“I’ve been living between Montreal and Moncton for quite a little while,” she begins, speaking in advance of her performance at Moncton’s Tide & Boar Ballroom on Wednesday night. “And I got to a point where I found myself wanting to spend more time at home in New Brunswick. It’s hard being away from home so often, but I think it’s somehow even tougher when you’re from the Maritimes. That home sickness finds a way to catch up with you.”

Home sickness or not, it is virtually impossible to ignore the fact that LeBlanc’s career has been on a distinctly upward trajectory over the course of these last 14 months:

In addition to performing before tens of thousands of fans at Quebec City’s famed Festival d’Ete this past July, LeBlanc has spent much of the past year touring Germany and France with the likes of pop hitmakers – and fellow Canadians – The Strumbellas, among others.

She has also dedicated a significant amount of time and effort to touring throughout Quebec, Canada, and the United States. In fact, LeBlanc’s performance at AmericanaFest in Nashville was hailed by NPR tastemaker Bob Boilen as one of the highlights of the festival.

This past February, LeBlanc received the second Juno Award nomination of her career, this time in the category of Contemporary Roots Album of the Year. The nod followed a 2013 nomination for Francophone Album of the Year for her self-titled debut effort, a release that has sold more than 80,000 copies in Canada alone.

More good news arrived in July when Why You Wanna Leave, Runaway Queen? was short-listed for the Polaris Music Prize, an annual prize worth $50,000 awarded solely on artistic merit, not sales. Among the other nine artists short-listed for the prize were the late Gord Downie, Feist, Leonard Cohen, and Inuit throat singer Tanya Tagaq.
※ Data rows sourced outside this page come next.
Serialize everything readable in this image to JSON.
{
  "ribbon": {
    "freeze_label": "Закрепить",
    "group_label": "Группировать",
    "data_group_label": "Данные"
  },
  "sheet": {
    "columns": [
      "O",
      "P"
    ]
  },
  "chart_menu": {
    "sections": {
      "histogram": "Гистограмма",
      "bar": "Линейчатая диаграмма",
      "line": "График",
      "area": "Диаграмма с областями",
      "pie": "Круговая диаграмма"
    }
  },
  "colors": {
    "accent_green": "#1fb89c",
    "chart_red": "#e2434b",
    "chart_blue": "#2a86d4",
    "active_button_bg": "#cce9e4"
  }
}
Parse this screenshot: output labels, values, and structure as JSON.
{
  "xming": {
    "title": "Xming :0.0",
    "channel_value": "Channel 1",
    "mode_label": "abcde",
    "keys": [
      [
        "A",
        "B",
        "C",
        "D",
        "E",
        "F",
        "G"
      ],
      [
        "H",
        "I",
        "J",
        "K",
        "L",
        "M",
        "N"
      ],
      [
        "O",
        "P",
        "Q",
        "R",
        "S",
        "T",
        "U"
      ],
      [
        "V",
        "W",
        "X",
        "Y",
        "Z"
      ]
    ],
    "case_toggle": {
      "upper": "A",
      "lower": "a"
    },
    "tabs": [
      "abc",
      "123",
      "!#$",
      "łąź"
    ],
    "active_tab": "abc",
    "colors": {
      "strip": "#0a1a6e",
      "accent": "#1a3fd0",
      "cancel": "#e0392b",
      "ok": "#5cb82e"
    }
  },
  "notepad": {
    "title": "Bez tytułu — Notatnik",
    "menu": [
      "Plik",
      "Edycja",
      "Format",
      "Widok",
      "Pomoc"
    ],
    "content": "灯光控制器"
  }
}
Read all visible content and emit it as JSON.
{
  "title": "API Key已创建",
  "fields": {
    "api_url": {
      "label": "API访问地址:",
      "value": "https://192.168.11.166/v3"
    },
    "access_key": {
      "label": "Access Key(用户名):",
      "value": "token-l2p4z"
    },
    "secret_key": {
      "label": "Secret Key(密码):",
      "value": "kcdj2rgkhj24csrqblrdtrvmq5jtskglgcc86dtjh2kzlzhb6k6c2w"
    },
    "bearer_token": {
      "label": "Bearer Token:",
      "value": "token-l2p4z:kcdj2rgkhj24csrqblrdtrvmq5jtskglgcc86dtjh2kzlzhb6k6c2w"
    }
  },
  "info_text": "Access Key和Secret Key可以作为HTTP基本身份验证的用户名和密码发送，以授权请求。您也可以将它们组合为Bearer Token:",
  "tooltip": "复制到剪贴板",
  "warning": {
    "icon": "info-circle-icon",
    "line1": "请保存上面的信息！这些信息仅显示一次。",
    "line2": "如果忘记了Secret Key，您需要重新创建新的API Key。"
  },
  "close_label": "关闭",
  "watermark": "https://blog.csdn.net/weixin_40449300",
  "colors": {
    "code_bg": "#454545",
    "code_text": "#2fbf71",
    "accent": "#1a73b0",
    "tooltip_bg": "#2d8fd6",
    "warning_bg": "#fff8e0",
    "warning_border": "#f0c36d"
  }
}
LeBlanc says that while it was a huge honour to have made the final cut for the Polaris Prize, she says she gave no consideration that she was going to walk away the grand prize winner. She insists her approach allowed her to enjoy the evening that much more.

“Never in my wildest dreams did I ever think I’d be short-listed for the Polaris Prize, let alone be in the company of so many musicians that I admire. We were just up against too many great records, and that’s more than alright with me,” she says.

“It was a successful evening in my books. I was just so happy to be there. I’ve been grateful for any and all award nominations I’ve received in the past, but being nominated for the Polaris Prize was one of those bucket list things. It’s where music geeks and experts from all over the country give weirdos like me a shot. It was just an honour to be included. I feel it did wonders for raising awareness of who I am and what it is I do, both on an industry level, as well as with people I am lucky to call my peers.”

But as LeBlanc prepares to play some shows closer to home, she reflects on what she calls the relative absurdity she will be playing some Maritime cities like Fredericton and Halifax for the first time. While it goes without saying that she hasn’t purposely ignored towns and cities in her own backyard, she remains excited at the prospect of carving out some new-to-her musical territory.

“It seems like every time I’ve come back to New Brunswick these last few years, I spend most of my time visiting friends and family in Moncton and Rogersville. It seems a little absurd that I haven’t managed to play in either Halifax or Fredericton in the past, but I’m looking forward to remedying that soon. As a Maritimer, I really need to up my game,” she says, laughing.

LeBlanc will wrap up what has undoubtedly been one of the biggest years of her career in early December with a performance in Montreal, which will follow a brief run of dates through Southern Ontario.

Although some artists would be frantically planning their next release in order to capitalize on the momentum that she has captured over the last two years, LeBlanc says she’s made peace with her decision to simply lay low for a little while.

Though she is grateful for the experiences and accolades she has racked up, she is looking forward to fading into the background in the second half of 2018.

“We have been so busy for the last year and a half. It really is a wonderful problem to have, especially seeing how so many artists never get to do half of what I’ve done. I’m forever grateful, but I also realize that it’s time to take a bit of a breather and just disappear for a little while. I don’t want to rush into writing another record. I just want to play music and be a part of the community and see how things go with no expectations on anyone’s part,” LeBlanc says.

For a complete list of tour dates, visit

What: Lisa LeBlanc
When: Wednesday Nov. 8, 8 p.m.
Where: Tide & Boar Ballroom, 700 Main St., Moncton
Tickets are $28. Advance tickets are available online at